Your installments are delightfully entertaining! “…peacocks and earwigs” indeed. I wish I’d written that line. I’m still laughing.
Thanks! I was pleased with that bit, too.
Oh I love this one – this is a classic. There was a great example of this in Agatha Christie’s Poirot
Thanks! And yeah, it definitely does happen in Poirot.
OR…the lent garment is an alibi, and Lady Grace will be doing the/a dirty deed. Devious minds are afoot.
Yes! That is an excellent dodge!
What a fun theme! I love tropes, folk or literary 🙂 And yes, I have seen this trope before, but I can’t remember where…
The Multicolored Diary
Hello! Thanks for visiting! And yeah, I often feel that way about these tropes. They are everywhere, of course, but–where, exactly?
Yes, there was a Poirot novel with exactly that trope, ie the supposed mistake when all the time the killer knew exactly what they were doing and pretended to be the planned victim.
What a delightful theme! I am a great fan of whodunnits and yes, that trope is familiar!
E Is For Encyclopedia Of Science Fiction, and Eowyn
Yes, the Poirot novel is the one I was thinking of! But I don’t want to say which, because that really would spoil the story for people who haven’t read it.
I am glad you like my theme!
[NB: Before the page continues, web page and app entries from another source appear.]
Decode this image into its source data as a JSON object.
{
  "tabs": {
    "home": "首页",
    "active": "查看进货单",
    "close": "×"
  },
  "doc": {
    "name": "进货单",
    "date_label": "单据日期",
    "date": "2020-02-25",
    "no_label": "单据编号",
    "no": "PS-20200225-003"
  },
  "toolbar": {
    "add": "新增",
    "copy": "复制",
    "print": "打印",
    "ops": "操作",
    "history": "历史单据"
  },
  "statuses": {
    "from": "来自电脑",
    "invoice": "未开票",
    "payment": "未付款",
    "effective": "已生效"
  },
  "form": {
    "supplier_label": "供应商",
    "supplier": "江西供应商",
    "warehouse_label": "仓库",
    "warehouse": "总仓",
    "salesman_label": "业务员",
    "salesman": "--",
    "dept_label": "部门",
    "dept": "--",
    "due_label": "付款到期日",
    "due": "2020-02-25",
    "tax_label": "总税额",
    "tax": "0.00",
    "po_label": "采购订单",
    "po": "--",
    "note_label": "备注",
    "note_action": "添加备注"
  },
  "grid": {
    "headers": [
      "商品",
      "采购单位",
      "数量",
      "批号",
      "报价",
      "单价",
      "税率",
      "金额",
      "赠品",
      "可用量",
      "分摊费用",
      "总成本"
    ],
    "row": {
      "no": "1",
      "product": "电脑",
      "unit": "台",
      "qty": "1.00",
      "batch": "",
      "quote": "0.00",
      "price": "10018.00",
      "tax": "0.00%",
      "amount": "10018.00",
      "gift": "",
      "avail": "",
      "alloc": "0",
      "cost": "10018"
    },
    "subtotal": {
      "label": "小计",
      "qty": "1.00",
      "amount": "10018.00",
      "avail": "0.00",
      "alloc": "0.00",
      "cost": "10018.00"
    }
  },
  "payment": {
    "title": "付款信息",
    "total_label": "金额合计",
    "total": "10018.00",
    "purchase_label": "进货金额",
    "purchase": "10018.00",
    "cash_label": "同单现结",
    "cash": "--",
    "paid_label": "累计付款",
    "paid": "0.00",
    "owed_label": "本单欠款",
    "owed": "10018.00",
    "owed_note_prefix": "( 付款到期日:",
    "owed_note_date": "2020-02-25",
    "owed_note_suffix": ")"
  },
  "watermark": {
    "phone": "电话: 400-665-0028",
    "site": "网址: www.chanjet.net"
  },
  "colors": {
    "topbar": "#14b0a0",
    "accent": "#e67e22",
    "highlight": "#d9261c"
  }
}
Also whodunnits! Thanks for visiting!
Of course, I knew I wasn’t going to spoil it for others! But the trope of the signature garment is common. She just gave it a twist.
Don’t forget the possibility that the cloak – with or without Phyllis inside it – will be worn by the murderer on purpose to frame Lady Grace. Everyone will swear that they saw Lady Grace entering the groundskeeper’s cottage at 10:30 on Thursday evening, and Grummidge was found dead at 11:05.
Black and White: D is for Dragon
Aha! That is an excellent point! And one I hadn’t thought of!
Ah-ha, another fun one. And another one that I miss. I don’t do with harking back to the good old days, but these tropes did make old mysteries such fun to read.
Yes, I do love a good fair-play mystery. And all the odd conventions thereof.
I did find that trope used correctly where it resulted in mis-identifying someone. It was a good twist in a novel I read recently.
But yes, good trope!